Δειλαῖαί γ ̓ αὗται. τὸν βωκόλον ὡς κακὸν εὗρον.
Η μὰν δειλαῖαί γε· καὶ οὐκ ἔτι λῶντι νέμεσθαι.
Τήνας μὲν δή τοι τᾶς πόρτιος αὐτὰ λέλειπται
Οὐ δᾶν· ἀλλ ̓ ἑκὰ μέν μιν ἐπ ̓ Αἰσάροιο νομεύω,
14. ̓͂Η μάν. Assuredly. These particles are used to mark a positive assertion: they are sometimes used also in solemn asseveration. See Viger, viii. f 7. 6. and Homer, Il. K. 57. Comp. i. 71. — Οὐκ ἔτι λῶντι. Comp. Moschus, iii. 23, 24. Λῶντι is Doric for λῶσι, from λάω the same as ἐθέλω. Comp.i. 12.
11. Πείσαι τοι. This is generally 13. Δειλαῖαι. Virgil, Ecl. iii. 3. interpreted : 9 "Persuaserit, credo, "O infelix semper oves.' Milo vel lupis, ut statim rabiosi fiant.” In order to make sense of which the Scholiast observes, that it is contrary to the nature of wolves to run mad. But wolves are naturally rabid and furious. Hence Kiessling explains it: Το induce Agon to aspire to the Olympic crown, there was no more need of persuasion, than to urge wolves to become rabid and furious. He was as naturally ambitious of the distinction of an athlete, as a wolf is prone to ferocity. The interpretation of Dahl seems preferable.
He considers Tas as put for us, and construes it thus: Milo would persuade Egon to become instantly, even as furious as wolves. This idea was suggested to Battus by the mention of the twenty sheep in the foregoing verse. For the various attempts at correcting this verse, see the editions of Dahl and Kiessling. Λύκος. For λύκους. Comp. i. 90. _ Matth. Gr. Gr. f 69. 8. · Λυσσῆν. Doric for λυσσᾷν.
12. Ταὶ δαμάλαι. Comp. i. 75. Ποθεῦντι. Doric for ποθοῦσι, are longing for him.
15. Τήνας μὲν δή τοι. Now truly of this calf bones only are left. Comp. Virgil, Ecl. iii. 102. For the particles μὲν δὴ, see Hoogeveen, Vossius on Aratus, Phoen. p. 7. Viger, viii. § 8.

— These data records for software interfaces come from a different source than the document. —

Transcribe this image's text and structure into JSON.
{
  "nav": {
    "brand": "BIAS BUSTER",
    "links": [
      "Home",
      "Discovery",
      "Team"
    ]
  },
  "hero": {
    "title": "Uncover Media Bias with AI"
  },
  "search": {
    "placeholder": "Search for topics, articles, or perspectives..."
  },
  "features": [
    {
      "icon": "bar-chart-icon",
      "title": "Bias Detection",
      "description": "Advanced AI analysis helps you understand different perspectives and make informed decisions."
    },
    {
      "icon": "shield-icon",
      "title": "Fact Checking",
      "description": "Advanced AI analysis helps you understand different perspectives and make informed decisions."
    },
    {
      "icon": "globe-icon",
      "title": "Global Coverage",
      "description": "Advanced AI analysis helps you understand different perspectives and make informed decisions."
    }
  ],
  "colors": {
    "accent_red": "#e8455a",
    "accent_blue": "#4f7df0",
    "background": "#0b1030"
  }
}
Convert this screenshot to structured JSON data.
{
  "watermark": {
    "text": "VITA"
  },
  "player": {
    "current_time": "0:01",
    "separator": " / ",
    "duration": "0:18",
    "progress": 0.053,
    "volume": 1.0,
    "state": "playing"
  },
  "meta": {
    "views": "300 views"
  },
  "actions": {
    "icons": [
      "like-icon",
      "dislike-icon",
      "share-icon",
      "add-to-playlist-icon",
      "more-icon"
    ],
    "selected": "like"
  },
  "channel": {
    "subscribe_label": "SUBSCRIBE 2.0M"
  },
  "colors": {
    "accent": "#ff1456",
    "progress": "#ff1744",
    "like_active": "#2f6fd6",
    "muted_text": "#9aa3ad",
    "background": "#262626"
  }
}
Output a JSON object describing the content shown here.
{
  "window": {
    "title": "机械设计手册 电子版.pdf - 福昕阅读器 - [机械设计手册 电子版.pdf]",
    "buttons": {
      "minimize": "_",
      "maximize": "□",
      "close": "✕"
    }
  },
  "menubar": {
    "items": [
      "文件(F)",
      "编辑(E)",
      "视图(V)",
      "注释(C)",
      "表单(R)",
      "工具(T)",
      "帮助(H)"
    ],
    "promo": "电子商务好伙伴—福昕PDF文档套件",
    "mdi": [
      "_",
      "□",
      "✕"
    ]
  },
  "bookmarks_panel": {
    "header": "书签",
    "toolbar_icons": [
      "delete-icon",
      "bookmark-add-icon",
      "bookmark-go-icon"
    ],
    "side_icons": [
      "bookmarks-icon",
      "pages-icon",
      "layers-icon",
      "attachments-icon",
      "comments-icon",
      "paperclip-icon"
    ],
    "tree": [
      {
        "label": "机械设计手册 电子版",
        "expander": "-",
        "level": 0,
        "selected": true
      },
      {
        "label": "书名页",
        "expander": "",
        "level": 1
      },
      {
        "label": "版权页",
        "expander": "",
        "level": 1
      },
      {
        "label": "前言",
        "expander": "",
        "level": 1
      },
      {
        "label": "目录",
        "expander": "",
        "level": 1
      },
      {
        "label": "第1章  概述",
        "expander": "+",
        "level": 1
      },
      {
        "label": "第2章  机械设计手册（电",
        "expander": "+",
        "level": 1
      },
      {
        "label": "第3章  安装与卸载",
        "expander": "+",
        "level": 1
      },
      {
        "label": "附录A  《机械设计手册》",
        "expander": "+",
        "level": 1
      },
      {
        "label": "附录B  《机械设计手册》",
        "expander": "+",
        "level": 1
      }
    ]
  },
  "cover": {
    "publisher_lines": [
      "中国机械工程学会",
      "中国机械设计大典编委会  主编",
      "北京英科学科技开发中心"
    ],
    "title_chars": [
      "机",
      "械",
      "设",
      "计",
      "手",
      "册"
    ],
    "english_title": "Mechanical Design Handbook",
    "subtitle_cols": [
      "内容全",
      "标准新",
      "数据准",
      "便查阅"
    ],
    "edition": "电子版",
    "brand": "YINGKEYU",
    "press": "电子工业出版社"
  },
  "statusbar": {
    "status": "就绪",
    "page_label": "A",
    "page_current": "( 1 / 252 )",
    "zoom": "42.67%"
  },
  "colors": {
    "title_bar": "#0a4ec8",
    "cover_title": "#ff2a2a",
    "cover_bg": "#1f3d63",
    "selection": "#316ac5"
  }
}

9. seqq. Tol here is for σol, as Meineke has shown in his notes on Idyl xv., for as an adverb it cannot follow the particle δή. Πόρτις_is a poetical word. 16. Τὠστέα. For τὰ ὀστέα. - Πρῶκας. Comp. Virgil, Ecl. v. 77. 17. Οὐ δᾶν. For οὐ μὰ τὴν γῆν. Comp. vii. 39. Æschylus, Prom. 570. The Aolians said δᾶ for γῆ. See Matth. Gr. Gr. § 15.— ̓Αλλ ̓ δκά. I. e. ἀλλὰ ἔστιν δτέ. Comp. i. 36. and Hermann on Viger, p. 792.Αἰσάροιο. The river Esarus formerly flowed through Croton, or Crotona, in